Entries provided Block Start
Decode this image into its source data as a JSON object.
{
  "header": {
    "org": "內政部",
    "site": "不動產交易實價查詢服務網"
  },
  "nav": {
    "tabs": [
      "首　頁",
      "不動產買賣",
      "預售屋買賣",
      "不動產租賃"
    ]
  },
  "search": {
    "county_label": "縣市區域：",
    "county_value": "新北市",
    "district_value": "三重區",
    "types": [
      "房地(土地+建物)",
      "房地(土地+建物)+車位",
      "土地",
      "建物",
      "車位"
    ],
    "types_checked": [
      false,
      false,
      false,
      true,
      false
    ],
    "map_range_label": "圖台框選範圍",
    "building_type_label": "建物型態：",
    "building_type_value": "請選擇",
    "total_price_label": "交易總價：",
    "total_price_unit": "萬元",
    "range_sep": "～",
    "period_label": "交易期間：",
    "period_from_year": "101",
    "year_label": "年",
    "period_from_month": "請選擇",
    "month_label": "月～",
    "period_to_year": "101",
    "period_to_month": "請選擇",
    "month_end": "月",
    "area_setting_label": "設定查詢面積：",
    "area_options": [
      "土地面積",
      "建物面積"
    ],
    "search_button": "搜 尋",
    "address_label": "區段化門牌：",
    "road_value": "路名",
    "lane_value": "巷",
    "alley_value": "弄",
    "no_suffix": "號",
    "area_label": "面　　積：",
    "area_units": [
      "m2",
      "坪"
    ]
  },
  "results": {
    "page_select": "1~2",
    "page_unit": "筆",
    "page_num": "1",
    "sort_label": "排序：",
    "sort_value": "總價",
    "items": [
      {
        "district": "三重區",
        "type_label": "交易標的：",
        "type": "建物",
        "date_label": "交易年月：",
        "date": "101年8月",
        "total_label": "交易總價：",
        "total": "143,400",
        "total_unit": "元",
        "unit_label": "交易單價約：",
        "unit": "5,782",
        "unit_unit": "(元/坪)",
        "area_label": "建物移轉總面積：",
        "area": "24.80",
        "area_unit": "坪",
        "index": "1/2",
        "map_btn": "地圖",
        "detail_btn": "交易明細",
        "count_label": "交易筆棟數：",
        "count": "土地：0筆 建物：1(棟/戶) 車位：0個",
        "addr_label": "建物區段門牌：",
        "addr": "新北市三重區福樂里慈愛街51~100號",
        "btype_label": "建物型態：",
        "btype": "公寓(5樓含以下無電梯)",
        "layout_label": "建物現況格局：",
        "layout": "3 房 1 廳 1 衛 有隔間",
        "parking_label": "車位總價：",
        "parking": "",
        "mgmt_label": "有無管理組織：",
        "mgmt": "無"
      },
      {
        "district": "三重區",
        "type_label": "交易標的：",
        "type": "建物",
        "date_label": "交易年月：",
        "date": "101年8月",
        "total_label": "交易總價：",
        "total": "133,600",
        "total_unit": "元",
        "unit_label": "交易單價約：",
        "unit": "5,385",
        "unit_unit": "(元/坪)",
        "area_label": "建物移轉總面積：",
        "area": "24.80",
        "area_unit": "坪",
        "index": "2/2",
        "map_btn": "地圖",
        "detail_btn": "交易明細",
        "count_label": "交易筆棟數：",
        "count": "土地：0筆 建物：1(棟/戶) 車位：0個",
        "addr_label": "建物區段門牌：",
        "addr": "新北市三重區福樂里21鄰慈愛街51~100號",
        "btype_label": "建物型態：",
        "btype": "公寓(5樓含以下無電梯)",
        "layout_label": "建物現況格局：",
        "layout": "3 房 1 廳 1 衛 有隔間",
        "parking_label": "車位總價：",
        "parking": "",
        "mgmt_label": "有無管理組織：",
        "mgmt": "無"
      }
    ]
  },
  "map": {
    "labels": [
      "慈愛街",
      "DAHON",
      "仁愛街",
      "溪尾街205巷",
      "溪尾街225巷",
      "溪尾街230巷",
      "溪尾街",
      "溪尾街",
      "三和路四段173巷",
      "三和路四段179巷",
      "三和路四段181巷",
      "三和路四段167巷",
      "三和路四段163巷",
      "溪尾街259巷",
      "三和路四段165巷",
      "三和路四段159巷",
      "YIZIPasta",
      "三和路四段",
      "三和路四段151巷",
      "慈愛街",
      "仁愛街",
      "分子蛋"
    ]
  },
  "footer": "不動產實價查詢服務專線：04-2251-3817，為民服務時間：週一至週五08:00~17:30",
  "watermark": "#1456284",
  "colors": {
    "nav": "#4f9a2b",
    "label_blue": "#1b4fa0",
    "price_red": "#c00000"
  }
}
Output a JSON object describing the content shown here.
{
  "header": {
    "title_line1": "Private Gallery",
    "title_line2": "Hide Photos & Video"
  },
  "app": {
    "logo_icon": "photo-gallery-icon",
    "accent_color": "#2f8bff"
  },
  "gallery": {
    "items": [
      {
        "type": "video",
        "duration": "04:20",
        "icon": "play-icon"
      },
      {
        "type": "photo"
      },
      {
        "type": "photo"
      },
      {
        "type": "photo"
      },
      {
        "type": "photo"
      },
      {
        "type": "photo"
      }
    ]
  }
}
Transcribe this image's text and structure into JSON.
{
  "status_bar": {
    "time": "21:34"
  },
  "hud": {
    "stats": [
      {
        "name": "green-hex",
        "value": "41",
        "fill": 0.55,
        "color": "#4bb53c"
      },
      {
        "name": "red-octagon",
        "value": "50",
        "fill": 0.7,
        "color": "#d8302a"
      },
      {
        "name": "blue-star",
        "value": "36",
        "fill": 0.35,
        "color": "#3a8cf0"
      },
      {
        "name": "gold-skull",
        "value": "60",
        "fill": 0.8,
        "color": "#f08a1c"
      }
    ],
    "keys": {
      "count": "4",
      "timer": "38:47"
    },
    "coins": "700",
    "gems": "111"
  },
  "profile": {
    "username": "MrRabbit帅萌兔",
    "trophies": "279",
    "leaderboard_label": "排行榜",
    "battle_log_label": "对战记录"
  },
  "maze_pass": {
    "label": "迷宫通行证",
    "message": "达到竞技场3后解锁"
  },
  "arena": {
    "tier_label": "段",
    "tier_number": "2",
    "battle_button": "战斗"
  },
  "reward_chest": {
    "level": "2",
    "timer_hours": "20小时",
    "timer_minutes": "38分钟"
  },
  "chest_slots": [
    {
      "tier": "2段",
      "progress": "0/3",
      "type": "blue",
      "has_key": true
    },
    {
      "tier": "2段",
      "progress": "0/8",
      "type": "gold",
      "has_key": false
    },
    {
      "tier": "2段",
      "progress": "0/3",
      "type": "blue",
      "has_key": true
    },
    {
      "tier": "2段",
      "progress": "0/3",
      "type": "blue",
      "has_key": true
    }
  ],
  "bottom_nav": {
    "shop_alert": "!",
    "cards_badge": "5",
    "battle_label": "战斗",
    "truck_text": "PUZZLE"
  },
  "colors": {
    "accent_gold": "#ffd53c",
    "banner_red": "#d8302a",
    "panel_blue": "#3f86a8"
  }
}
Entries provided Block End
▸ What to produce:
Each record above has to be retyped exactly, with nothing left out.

▸ Result of the task:
Decode this image into its source data as a JSON object.
{
  "header": {
    "org": "內政部",
    "site": "不動產交易實價查詢服務網"
  },
  "nav": {
    "tabs": [
      "首　頁",
      "不動產買賣",
      "預售屋買賣",
      "不動產租賃"
    ]
  },
  "search": {
    "county_label": "縣市區域：",
    "county_value": "新北市",
    "district_value": "三重區",
    "types": [
      "房地(土地+建物)",
      "房地(土地+建物)+車位",
      "土地",
      "建物",
      "車位"
    ],
    "types_checked": [
      false,
      false,
      false,
      true,
      false
    ],
    "map_range_label": "圖台框選範圍",
    "building_type_label": "建物型態：",
    "building_type_value": "請選擇",
    "total_price_label": "交易總價：",
    "total_price_unit": "萬元",
    "range_sep": "～",
    "period_label": "交易期間：",
    "period_from_year": "101",
    "year_label": "年",
    "period_from_month": "請選擇",
    "month_label": "月～",
    "period_to_year": "101",
    "period_to_month": "請選擇",
    "month_end": "月",
    "area_setting_label": "設定查詢面積：",
    "area_options": [
      "土地面積",
      "建物面積"
    ],
    "search_button": "搜 尋",
    "address_label": "區段化門牌：",
    "road_value": "路名",
    "lane_value": "巷",
    "alley_value": "弄",
    "no_suffix": "號",
    "area_label": "面　　積：",
    "area_units": [
      "m2",
      "坪"
    ]
  },
  "results": {
    "page_select": "1~2",
    "page_unit": "筆",
    "page_num": "1",
    "sort_label": "排序：",
    "sort_value": "總價",
    "items": [
      {
        "district": "三重區",
        "type_label": "交易標的：",
        "type": "建物",
        "date_label": "交易年月：",
        "date": "101年8月",
        "total_label": "交易總價：",
        "total": "143,400",
        "total_unit": "元",
        "unit_label": "交易單價約：",
        "unit": "5,782",
        "unit_unit": "(元/坪)",
        "area_label": "建物移轉總面積：",
        "area": "24.80",
        "area_unit": "坪",
        "index": "1/2",
        "map_btn": "地圖",
        "detail_btn": "交易明細",
        "count_label": "交易筆棟數：",
        "count": "土地：0筆 建物：1(棟/戶) 車位：0個",
        "addr_label": "建物區段門牌：",
        "addr": "新北市三重區福樂里慈愛街51~100號",
        "btype_label": "建物型態：",
        "btype": "公寓(5樓含以下無電梯)",
        "layout_label": "建物現況格局：",
        "layout": "3 房 1 廳 1 衛 有隔間",
        "parking_label": "車位總價：",
        "parking": "",
        "mgmt_label": "有無管理組織：",
        "mgmt": "無"
      },
      {
        "district": "三重區",
        "type_label": "交易標的：",
        "type": "建物",
        "date_label": "交易年月：",
        "date": "101年8月",
        "total_label": "交易總價：",
        "total": "133,600",
        "total_unit": "元",
        "unit_label": "交易單價約：",
        "unit": "5,385",
        "unit_unit": "(元/坪)",
        "area_label": "建物移轉總面積：",
        "area": "24.80",
        "area_unit": "坪",
        "index": "2/2",
        "map_btn": "地圖",
        "detail_btn": "交易明細",
        "count_label": "交易筆棟數：",
        "count": "土地：0筆 建物：1(棟/戶) 車位：0個",
        "addr_label": "建物區段門牌：",
        "addr": "新北市三重區福樂里21鄰慈愛街51~100號",
        "btype_label": "建物型態：",
        "btype": "公寓(5樓含以下無電梯)",
        "layout_label": "建物現況格局：",
        "layout": "3 房 1 廳 1 衛 有隔間",
        "parking_label": "車位總價：",
        "parking": "",
        "mgmt_label": "有無管理組織：",
        "mgmt": "無"
      }
    ]
  },
  "map": {
    "labels": [
      "慈愛街",
      "DAHON",
      "仁愛街",
      "溪尾街205巷",
      "溪尾街225巷",
      "溪尾街230巷",
      "溪尾街",
      "溪尾街",
      "三和路四段173巷",
      "三和路四段179巷",
      "三和路四段181巷",
      "三和路四段167巷",
      "三和路四段163巷",
      "溪尾街259巷",
      "三和路四段165巷",
      "三和路四段159巷",
      "YIZIPasta",
      "三和路四段",
      "三和路四段151巷",
      "慈愛街",
      "仁愛街",
      "分子蛋"
    ]
  },
  "footer": "不動產實價查詢服務專線：04-2251-3817，為民服務時間：週一至週五08:00~17:30",
  "watermark": "#1456284",
  "colors": {
    "nav": "#4f9a2b",
    "label_blue": "#1b4fa0",
    "price_red": "#c00000"
  }
}
Output a JSON object describing the content shown here.
{
  "header": {
    "title_line1": "Private Gallery",
    "title_line2": "Hide Photos & Video"
  },
  "app": {
    "logo_icon": "photo-gallery-icon",
    "accent_color": "#2f8bff"
  },
  "gallery": {
    "items": [
      {
        "type": "video",
        "duration": "04:20",
        "icon": "play-icon"
      },
      {
        "type": "photo"
      },
      {
        "type": "photo"
      },
      {
        "type": "photo"
      },
      {
        "type": "photo"
      },
      {
        "type": "photo"
      }
    ]
  }
}
Transcribe this image's text and structure into JSON.
{
  "status_bar": {
    "time": "21:34"
  },
  "hud": {
    "stats": [
      {
        "name": "green-hex",
        "value": "41",
        "fill": 0.55,
        "color": "#4bb53c"
      },
      {
        "name": "red-octagon",
        "value": "50",
        "fill": 0.7,
        "color": "#d8302a"
      },
      {
        "name": "blue-star",
        "value": "36",
        "fill": 0.35,
        "color": "#3a8cf0"
      },
      {
        "name": "gold-skull",
        "value": "60",
        "fill": 0.8,
        "color": "#f08a1c"
      }
    ],
    "keys": {
      "count": "4",
      "timer": "38:47"
    },
    "coins": "700",
    "gems": "111"
  },
  "profile": {
    "username": "MrRabbit帅萌兔",
    "trophies": "279",
    "leaderboard_label": "排行榜",
    "battle_log_label": "对战记录"
  },
  "maze_pass": {
    "label": "迷宫通行证",
    "message": "达到竞技场3后解锁"
  },
  "arena": {
    "tier_label": "段",
    "tier_number": "2",
    "battle_button": "战斗"
  },
  "reward_chest": {
    "level": "2",
    "timer_hours": "20小时",
    "timer_minutes": "38分钟"
  },
  "chest_slots": [
    {
      "tier": "2段",
      "progress": "0/3",
      "type": "blue",
      "has_key": true
    },
    {
      "tier": "2段",
      "progress": "0/8",
      "type": "gold",
      "has_key": false
    },
    {
      "tier": "2段",
      "progress": "0/3",
      "type": "blue",
      "has_key": true
    },
    {
      "tier": "2段",
      "progress": "0/3",
      "type": "blue",
      "has_key": true
    }
  ],
  "bottom_nav": {
    "shop_alert": "!",
    "cards_badge": "5",
    "battle_label": "战斗",
    "truck_text": "PUZZLE"
  },
  "colors": {
    "accent_gold": "#ffd53c",
    "banner_red": "#d8302a",
    "panel_blue": "#3f86a8"
  }
}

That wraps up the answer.